The Detroit News reports:
Bankruptcy is an option if the city can’t win major concessions from its unions and if the state’s tough new emergency manager law is suspended or repealed.
Under the law passed in March, an emergency manager appointed by the governor would have the power to throw out union contracts, sell off assets such as the Detroit Water & Sewerage Department and other powers to fix the city’s fiscal crisis.
Attorney General Bill Schuette said he is undecided whether Michigan would revert to its old emergency manager law if opponents get enough signatures to put the repeal question on the ballot next year.
But bankruptcy would be a worst-case scenario, warned Brad Coulter, who specializes in municipal turnaround and bankruptcy services.
Others contend a Detroit bankruptcy could be an advantage because city officials would have more control over the outcome than if it were under the thumb of a state-appointed emergency manager.
A city Detroit’s size has never filed for bankruptcy. In the late 1970s, Cleveland defaulted on its bank loans, but never filed for Chapter 9. There were bankruptcy filings in Orange County in 1994 and Vallejo, Calif., in 2008, and both emerged from it after their finances were restructured.
Detroit Mayor Dave Bing, who is negotiating with the city’s 48 unions for major concessions and the state officials who recently finished a preliminary review of Detroit’s finances, won’t even comment on the possibility of filing for bankruptcy.
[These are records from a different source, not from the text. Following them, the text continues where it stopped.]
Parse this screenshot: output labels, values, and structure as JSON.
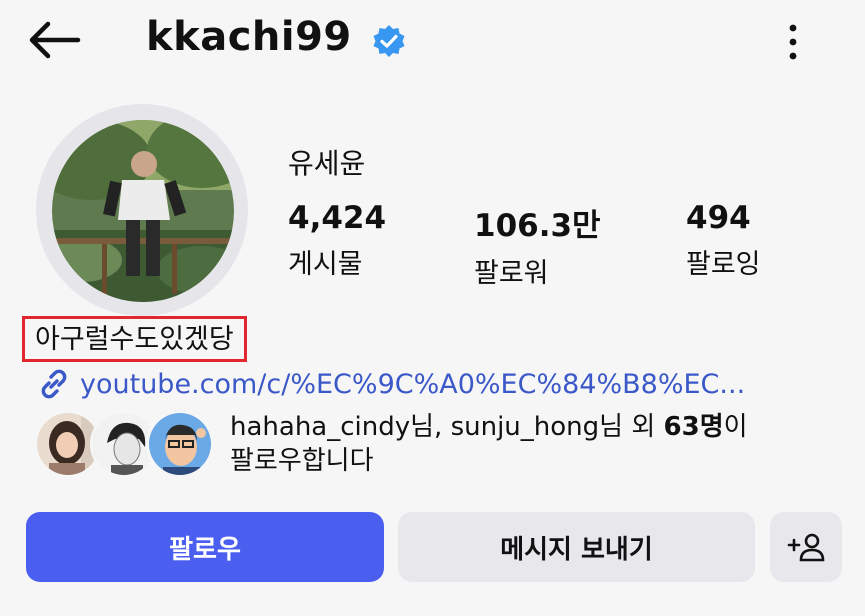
{
  "header": {
    "username": "kkachi99",
    "back_icon": "arrow-left-icon",
    "verified_icon": "verified-badge-icon",
    "verified_color": "#3897f0",
    "more_icon": "more-vertical-icon"
  },
  "profile": {
    "display_name": "유세윤",
    "stats": [
      {
        "value": "4,424",
        "label": "게시물"
      },
      {
        "value": "106.3만",
        "label": "팔로워"
      },
      {
        "value": "494",
        "label": "팔로잉"
      }
    ],
    "bio": "아구럴수도있겠당",
    "link_icon": "link-icon",
    "link": "youtube.com/c/%EC%9C%A0%EC%84%B8%EC..."
  },
  "mutual": {
    "user1": "hahaha_cindy",
    "suffix1": "님, ",
    "user2": "sunju_hong",
    "suffix2": "님 외 ",
    "count": "63명",
    "suffix3": "이",
    "line2": "팔로우합니다"
  },
  "actions": {
    "follow_label": "팔로우",
    "message_label": "메시지 보내기",
    "add_user_icon": "add-user-icon",
    "follow_color": "#4a5ef0"
  }
}
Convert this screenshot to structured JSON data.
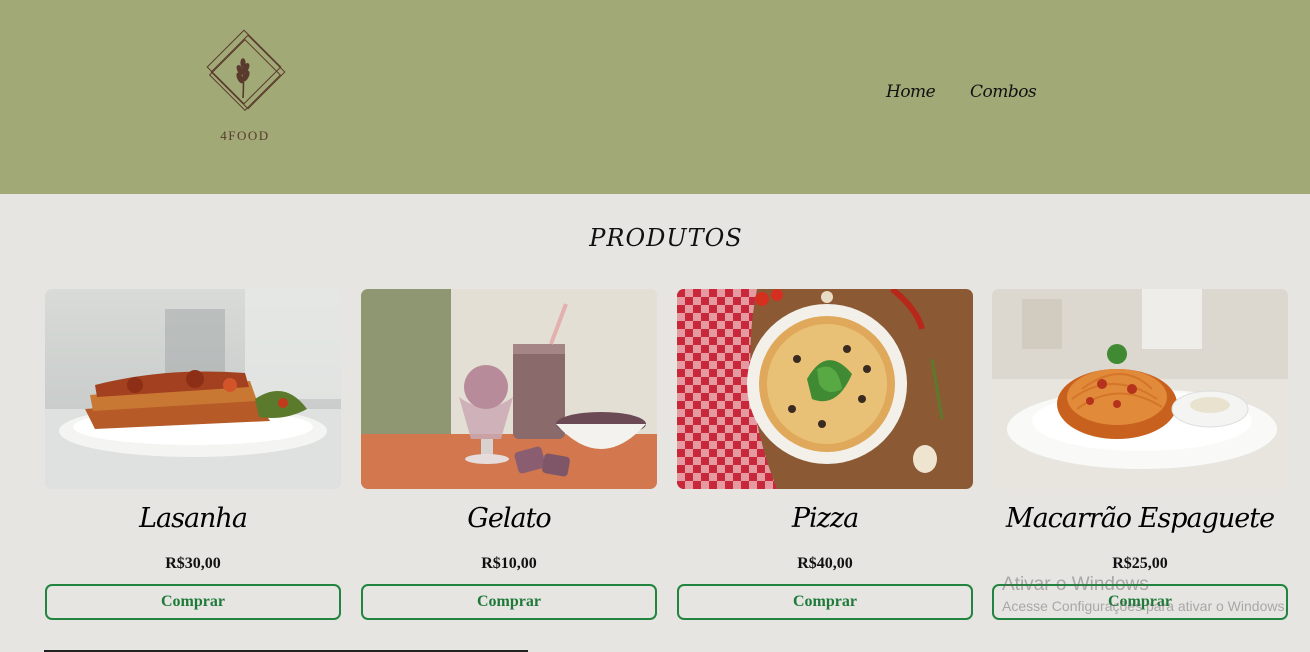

State Treasurer Andy Dillon and Gov. Rick Snyder have declined to discuss it as well.